Your task: Please retype the records below exactly as they appear, leaving out every picture.

Component data from apps and pages:
·····

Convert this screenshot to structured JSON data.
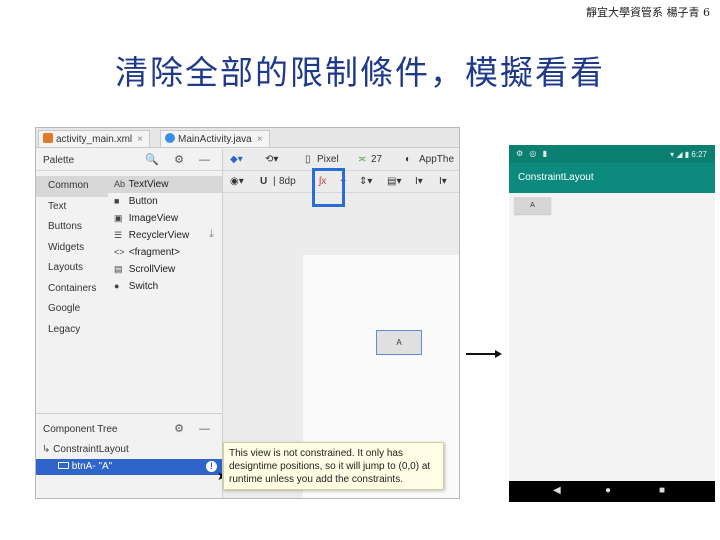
{
  "slide": {
    "header_note": "靜宜大學資管系 楊子青 6",
    "title": "清除全部的限制條件，模擬看看"
  },
  "studio": {
    "tabs": [
      {
        "label": "activity_main.xml",
        "close": "×",
        "icon_color": "#e07b2a"
      },
      {
        "label": "MainActivity.java",
        "close": "×",
        "icon_color": "#3a8ee6"
      }
    ],
    "palette": {
      "title": "Palette",
      "header_icons": "🔍 ⚙ —",
      "categories": [
        "Common",
        "Text",
        "Buttons",
        "Widgets",
        "Layouts",
        "Containers",
        "Google",
        "Legacy"
      ],
      "widgets": [
        {
          "icon": "Ab",
          "label": "TextView"
        },
        {
          "icon": "■",
          "label": "Button"
        },
        {
          "icon": "▣",
          "label": "ImageView"
        },
        {
          "icon": "☰",
          "label": "RecyclerView"
        },
        {
          "icon": "<>",
          "label": "<fragment>"
        },
        {
          "icon": "▤",
          "label": "ScrollView"
        },
        {
          "icon": "●",
          "label": "Switch"
        }
      ]
    },
    "component_tree": {
      "title": "Component Tree",
      "icons": "⚙ —",
      "root": "ConstraintLayout",
      "child": "btnA- \"A\"",
      "error_icon": "!"
    },
    "toolbar1": {
      "pixel": "Pixel",
      "api": "27",
      "app": "AppThe"
    },
    "toolbar2": {
      "margin": "8dp"
    },
    "canvas_button": "A",
    "tooltip": "This view is not constrained. It only has designtime positions, so it will jump to (0,0) at runtime unless you add the constraints."
  },
  "phone": {
    "time": "6:27",
    "app_title": "ConstraintLayout",
    "button_label": "A",
    "nav_back": "◀",
    "nav_home": "●",
    "nav_recent": "■",
    "colors": {
      "status": "#0a7f72",
      "appbar": "#0b8a7d"
    }
  }
}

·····

Written solution:
Convert this screenshot to structured JSON data.
{
  "slide": {
    "header_note": "靜宜大學資管系 楊子青 6",
    "title": "清除全部的限制條件，模擬看看"
  },
  "studio": {
    "tabs": [
      {
        "label": "activity_main.xml",
        "close": "×",
        "icon_color": "#e07b2a"
      },
      {
        "label": "MainActivity.java",
        "close": "×",
        "icon_color": "#3a8ee6"
      }
    ],
    "palette": {
      "title": "Palette",
      "header_icons": "🔍 ⚙ —",
      "categories": [
        "Common",
        "Text",
        "Buttons",
        "Widgets",
        "Layouts",
        "Containers",
        "Google",
        "Legacy"
      ],
      "widgets": [
        {
          "icon": "Ab",
          "label": "TextView"
        },
        {
          "icon": "■",
          "label": "Button"
        },
        {
          "icon": "▣",
          "label": "ImageView"
        },
        {
          "icon": "☰",
          "label": "RecyclerView"
        },
        {
          "icon": "<>",
          "label": "<fragment>"
        },
        {
          "icon": "▤",
          "label": "ScrollView"
        },
        {
          "icon": "●",
          "label": "Switch"
        }
      ]
    },
    "component_tree": {
      "title": "Component Tree",
      "icons": "⚙ —",
      "root": "ConstraintLayout",
      "child": "btnA- \"A\"",
      "error_icon": "!"
    },
    "toolbar1": {
      "pixel": "Pixel",
      "api": "27",
      "app": "AppThe"
    },
    "toolbar2": {
      "margin": "8dp"
    },
    "canvas_button": "A",
    "tooltip": "This view is not constrained. It only has designtime positions, so it will jump to (0,0) at runtime unless you add the constraints."
  },
  "phone": {
    "time": "6:27",
    "app_title": "ConstraintLayout",
    "button_label": "A",
    "nav_back": "◀",
    "nav_home": "●",
    "nav_recent": "■",
    "colors": {
      "status": "#0a7f72",
      "appbar": "#0b8a7d"
    }
  }
}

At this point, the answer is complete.